The weakest moments on this album do stick out like a sore thumb, and by and large are due to the guest appearances. Chuck Billy and Jamey Jasta are obviously well-regarded figures deserving of their status through phenomenally well-crafted back catalogues with Testament and Hatebreed respectively. However, on this record Billy is underused and Jasta is flat out unnecessary. When compared to the guests on VII: Sturm Und Drang, we see a less interesting crop of characters doing less with their abilities. Chino Moreno and Greg Puciato of Deftones and The Black Queen (formerly of The Dillinger Escape Plan) did something with their unique voices that elevated Embers and Torches to being highlights of the record, while Billy and Jasta are given the chance to do the bare minimum and get their names on the record. Again, much like this album on the whole, the appearances aren’t bad, they’re just crying out for more.
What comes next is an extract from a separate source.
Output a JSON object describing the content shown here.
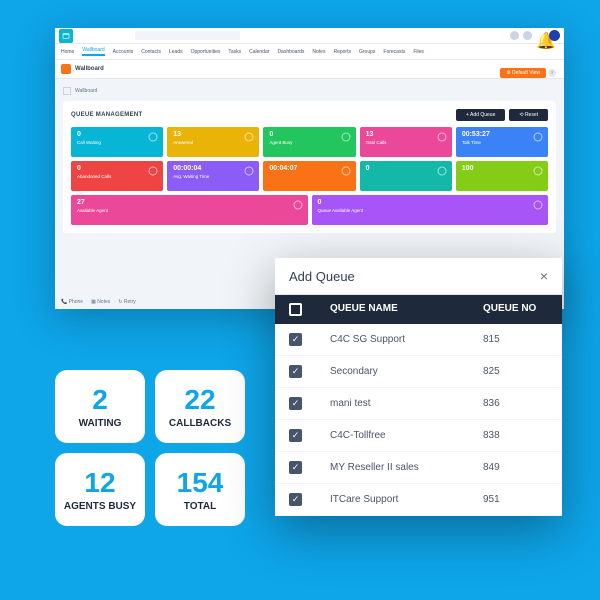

So, back to the original question: Is it fair to expect international megastars of metal to continue to push the boundaries of their sound twenty-six years into a career? In short, no. To expect a band who are so deep into a career to do something wildly different with every album is foolish. You’re well within your rights to feel disappointed that they are settling for very-good-at-what-they-do rather than pushing themselves, but it is daft to expect anything more than that. Metallica ain’t making another opus any time soon, Iron Maiden aren’t about to start injecting death-doom into their sound, and similarly Lamb of God have found their niche and are well and truly tucked into it. This is a fine album, well produced by long-term partner Josh Wilbur to make the band sound monolithic and stadium-ready, filled with passable tracks that will flesh out and revitalise the live setlist (remember gigs? They were fun.). What it isn’t is Lamb of God attempting to round out their sound any further, and there are absolutely no surprises to be found on this record. If what you want is meat and potatoes groove metal done to an admittedly high standard, you will be in seventh heaven with this album. If you want another Resolution, another exploration of what groove metal is capable of, look elsewhere.
Lamb of God’s Self-Titled album is released June 19th 2020 via Nuclear Blast Records